Work request: Would you print all of the entries exactly, please, but without their pictures?

------ Dataset ------

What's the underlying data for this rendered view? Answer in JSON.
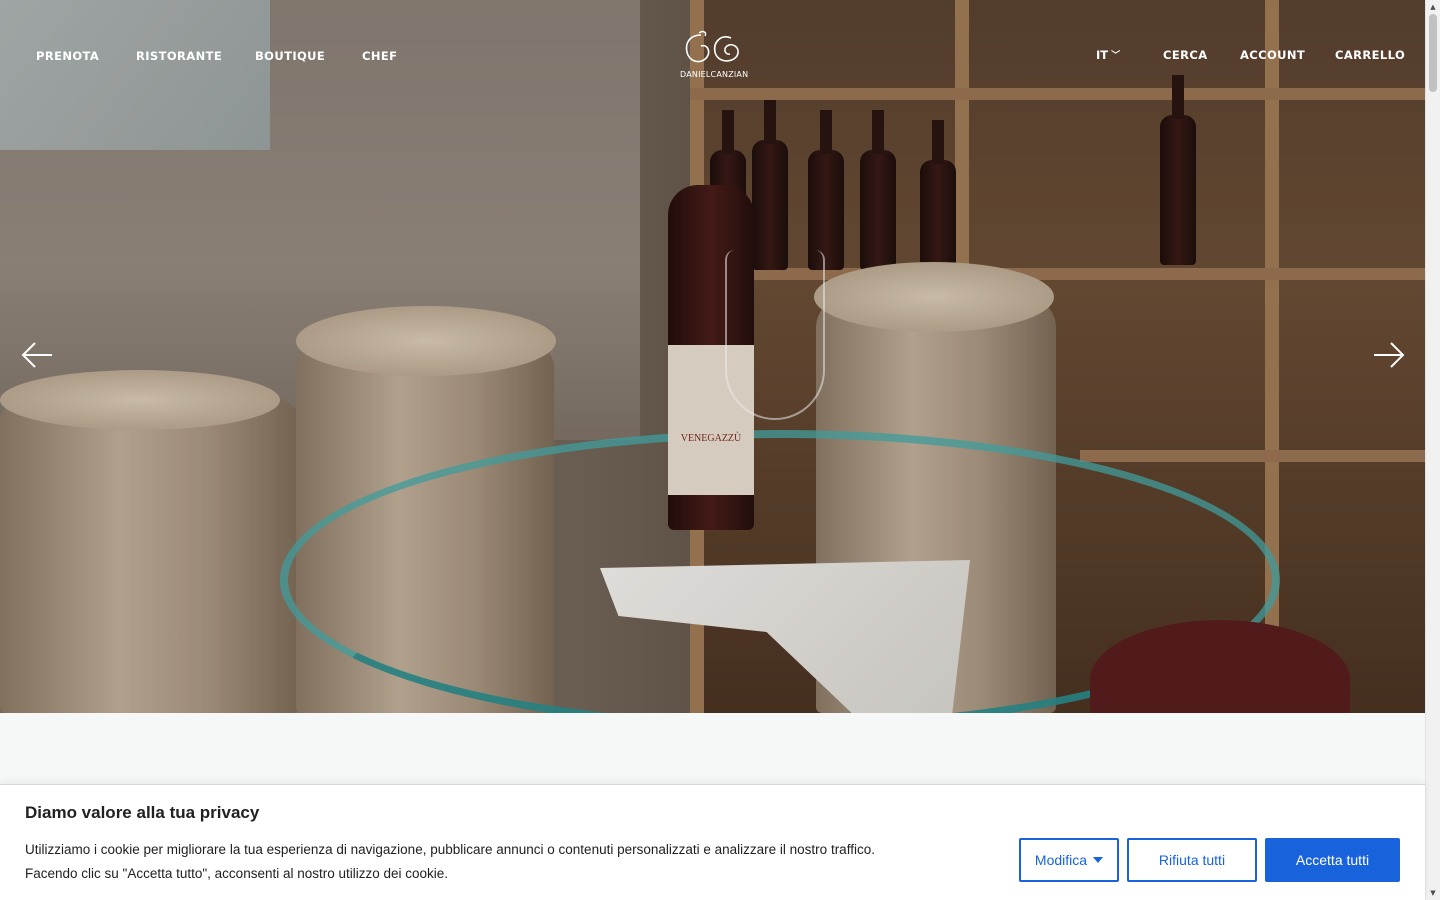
{
  "nav": {
    "left": [
      {
        "label": "PRENOTA"
      },
      {
        "label": "RISTORANTE"
      },
      {
        "label": "BOUTIQUE"
      },
      {
        "label": "CHEF"
      }
    ],
    "logo_text": "DANIELCANZIAN",
    "language": "IT",
    "right": [
      {
        "label": "CERCA"
      },
      {
        "label": "ACCOUNT"
      },
      {
        "label": "CARRELLO"
      }
    ]
  },
  "hero": {
    "wine_label": "VENEGAZZÙ"
  },
  "cookie_banner": {
    "title": "Diamo valore alla tua privacy",
    "text_line1": "Utilizziamo i cookie per migliorare la tua esperienza di navigazione, pubblicare annunci o contenuti personalizzati e analizzare il nostro traffico.",
    "text_line2": "Facendo clic su \"Accetta tutto\", acconsenti al nostro utilizzo dei cookie.",
    "customize_label": "Modifica",
    "reject_label": "Rifiuta tutti",
    "accept_label": "Accetta tutti",
    "accent_color": "#1863dc"
  }
}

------

Solution:
What's the underlying data for this rendered view? Answer in JSON.
{
  "nav": {
    "left": [
      {
        "label": "PRENOTA"
      },
      {
        "label": "RISTORANTE"
      },
      {
        "label": "BOUTIQUE"
      },
      {
        "label": "CHEF"
      }
    ],
    "logo_text": "DANIELCANZIAN",
    "language": "IT",
    "right": [
      {
        "label": "CERCA"
      },
      {
        "label": "ACCOUNT"
      },
      {
        "label": "CARRELLO"
      }
    ]
  },
  "hero": {
    "wine_label": "VENEGAZZÙ"
  },
  "cookie_banner": {
    "title": "Diamo valore alla tua privacy",
    "text_line1": "Utilizziamo i cookie per migliorare la tua esperienza di navigazione, pubblicare annunci o contenuti personalizzati e analizzare il nostro traffico.",
    "text_line2": "Facendo clic su \"Accetta tutto\", acconsenti al nostro utilizzo dei cookie.",
    "customize_label": "Modifica",
    "reject_label": "Rifiuta tutti",
    "accept_label": "Accetta tutti",
    "accent_color": "#1863dc"
  }
}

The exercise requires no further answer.